Polish archaeologists have discovered the grave of two children from the Migration Period in Czulice near Kraków. The discovery provides valuable information about the relations between the Huns and the local population in the 5th century CE.

Detailed results of the examination of the grave, in which, in addition to the skeletons of children, researchers found the remains of a dog, a cat and a crow, were described in the Journal of Archeological Science Reports.

Dr. Anita Szczepanek from the Institute of Archaeology and Ethnology of the Polish Academy of Sciences told PAP that the grave was special not only because it was the first such grave with children discovered in Poland (similar graves had already been found in Croatia and Germany), but also because children were ethnically different.

“The study of this grave is a kind of bioarchaeological investigation. We are trying to reconstruct what happened. We have two children aged 8-9, i.e. peers. The Hun – a boy with a deformed skull – is positioned anatomically. Equipped with a gold earring, an iron knife, silver belt buckles and a clay pot. We call such items ‘equipment for the afterlife'”, Dr. Szczepanek said.

She added that “the second boy is European, lies non-anatomically and was placed on his stomach – which raises a number of questions. It is clearly visible that after some time his head was moved to the area of the legs. Someone wanted both of their heads to face the same direction. We know that this shift could not have been made by a burrowing animal”.

The researcher admitted that the sight of such a grave stimulated the imagination of scientists who did not stop at simple dating, but wanted to learn as much as possible about the people buried there and the circumstances in which they were buried.

‘Some of the teeth of this boy – the European – remained in the place where the head was originally positioned. His bones are also exceptionally smooth, which suggests that they have been subjected to heat treatment, e.g. cooking. Considering the different customs at that time, this is not surprising. But maybe they also wanted to protect the remains from decomposition?’ Szczepanek said.

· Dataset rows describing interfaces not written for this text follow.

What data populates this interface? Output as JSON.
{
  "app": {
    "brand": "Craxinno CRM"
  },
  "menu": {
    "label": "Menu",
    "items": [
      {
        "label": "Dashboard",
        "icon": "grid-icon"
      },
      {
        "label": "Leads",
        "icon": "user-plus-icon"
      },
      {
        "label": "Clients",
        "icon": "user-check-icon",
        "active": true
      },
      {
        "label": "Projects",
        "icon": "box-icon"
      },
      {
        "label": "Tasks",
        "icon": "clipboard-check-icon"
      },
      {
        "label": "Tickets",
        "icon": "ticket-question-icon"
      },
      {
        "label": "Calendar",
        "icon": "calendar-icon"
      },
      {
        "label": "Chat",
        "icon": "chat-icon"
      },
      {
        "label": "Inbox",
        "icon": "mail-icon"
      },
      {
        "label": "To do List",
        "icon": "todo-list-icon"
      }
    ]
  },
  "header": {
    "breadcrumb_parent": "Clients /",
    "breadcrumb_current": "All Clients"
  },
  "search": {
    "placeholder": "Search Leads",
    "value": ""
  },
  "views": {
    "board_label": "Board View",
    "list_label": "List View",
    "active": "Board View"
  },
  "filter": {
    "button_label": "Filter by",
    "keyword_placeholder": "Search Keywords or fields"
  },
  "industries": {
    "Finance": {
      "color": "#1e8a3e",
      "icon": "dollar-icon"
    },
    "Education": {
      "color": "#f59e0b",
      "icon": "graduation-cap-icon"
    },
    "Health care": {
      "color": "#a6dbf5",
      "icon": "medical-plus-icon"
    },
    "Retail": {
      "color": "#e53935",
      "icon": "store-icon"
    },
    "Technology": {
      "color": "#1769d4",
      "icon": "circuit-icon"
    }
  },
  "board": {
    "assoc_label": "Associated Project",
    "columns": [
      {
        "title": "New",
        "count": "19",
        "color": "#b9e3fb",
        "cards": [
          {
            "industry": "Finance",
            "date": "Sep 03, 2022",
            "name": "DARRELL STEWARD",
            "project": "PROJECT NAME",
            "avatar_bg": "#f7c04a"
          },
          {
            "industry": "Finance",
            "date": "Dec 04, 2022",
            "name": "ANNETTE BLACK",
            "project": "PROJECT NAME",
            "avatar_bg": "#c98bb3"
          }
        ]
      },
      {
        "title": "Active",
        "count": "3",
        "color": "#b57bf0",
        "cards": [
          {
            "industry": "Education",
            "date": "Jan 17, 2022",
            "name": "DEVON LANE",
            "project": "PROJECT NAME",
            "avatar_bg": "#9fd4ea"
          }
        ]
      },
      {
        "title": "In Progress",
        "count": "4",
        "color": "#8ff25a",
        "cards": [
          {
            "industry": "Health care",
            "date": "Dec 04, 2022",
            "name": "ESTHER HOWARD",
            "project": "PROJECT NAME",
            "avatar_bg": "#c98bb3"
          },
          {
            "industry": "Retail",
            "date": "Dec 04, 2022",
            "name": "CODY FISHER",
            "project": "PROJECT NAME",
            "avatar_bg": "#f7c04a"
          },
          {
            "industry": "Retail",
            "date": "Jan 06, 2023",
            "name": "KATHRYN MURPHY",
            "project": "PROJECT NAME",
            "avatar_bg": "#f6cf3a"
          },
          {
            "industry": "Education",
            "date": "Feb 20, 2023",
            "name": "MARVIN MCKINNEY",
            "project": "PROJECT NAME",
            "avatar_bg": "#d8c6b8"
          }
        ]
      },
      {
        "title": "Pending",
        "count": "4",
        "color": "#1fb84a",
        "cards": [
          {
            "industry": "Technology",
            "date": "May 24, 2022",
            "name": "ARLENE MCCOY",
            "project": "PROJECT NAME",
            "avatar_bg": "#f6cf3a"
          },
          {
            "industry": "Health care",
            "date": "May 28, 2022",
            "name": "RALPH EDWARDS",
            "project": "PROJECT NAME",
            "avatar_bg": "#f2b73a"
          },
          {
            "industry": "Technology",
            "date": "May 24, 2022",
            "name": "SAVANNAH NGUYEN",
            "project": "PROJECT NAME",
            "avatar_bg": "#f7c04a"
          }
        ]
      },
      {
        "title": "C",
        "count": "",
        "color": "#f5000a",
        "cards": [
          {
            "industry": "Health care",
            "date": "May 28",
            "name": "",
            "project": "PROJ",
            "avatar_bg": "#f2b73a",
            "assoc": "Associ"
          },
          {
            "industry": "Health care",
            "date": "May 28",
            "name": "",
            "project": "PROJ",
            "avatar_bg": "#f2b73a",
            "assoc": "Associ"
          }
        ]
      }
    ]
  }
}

It is also worth noting that the grave dates back to 395-418 CE, and during that time corpses were burned in the lands of today’s Poland. This violation of cultural custom leads researchers to believe that the European could have been sacrificed.

‘We also cannot rule out that it was a coincidence or even necessity that caused this boy to be buried in this grave. Maybe he also held some higher function in the hierarchy of his community, for example he was the son of a local chief’, she added.

Thanks to computed tomography and 3D reconstruction, researchers managed to determine an exceptionally large number of details about the Hun.

“The Hun has a deformed skull. This deformation was not neutral to the boy’s health. We know that the child had a problem with increased intracranial pressure. We also noticed bone changes in the tops of the eye sockets, indicating childhood diseases. From a medical point of view, he was a weak boy”, Szczepanek said.

At the same time, analysis of the bones of both children showed that they ate well. Their diet included a lot of animal protein.

“The boys were being prepared for a role in society. We do not know what caused the skull deformation. It may have been a sign of belonging to the elite. So it could have been a certain beauty standard achieved by artificial deformation. For example, by putting on leather headbands. There are no changes on the bones that would indicate frequent activities, such as archery, because the boys are too young. But we know from various accounts that little boys learned to shoot with a bow very early”, Szczepanek explained.

The researcher admitted that there could be several scenarios for burying the boys in one place.

“There is a message behind it that we want to decipher. How these prehistoric communities lived, how they interacted with each other”, she said.

Scientists do not know how strong the relations were between the Hun and European communities in the lands of today’s Poland in the 5th century. They say that the Huns initiated a process of strong changes and population movements that led to the fall of the Roman Empire – “they initiated an ethnic cauldron”.

“What do we know about the Huns? The first associations concern invasion and cruelty. The Hun is a monster. This, of course, comes from ancient records, where the terrifying appearance of the Huns was emphasised. We are now wondering what it looked like in the lands of today’s Poland. Perhaps the Huns entered our community quite gently, because these lands were not part of the Roman Empire. Nomadic peoples either destroy everything and approach the area they enter in a predatory manner, or they start to think about cooperation with the local community. That included looking for a partner from among the conquered people”, Szczepanek said.

Scientists collected and sequenced genes from the skeletons of the deceased and compared them with available genetic material. The genes have been deposited in the genetic database and will be compared with subsequent materials obtained from other graves in Europe.

Microbiological analysis of the dog’s remains is currently underway. “We are interested in zoonoses of that period. We want to find out whether these animals were carriers of any pathogens that were then transferred to humans”, Szczepanek said.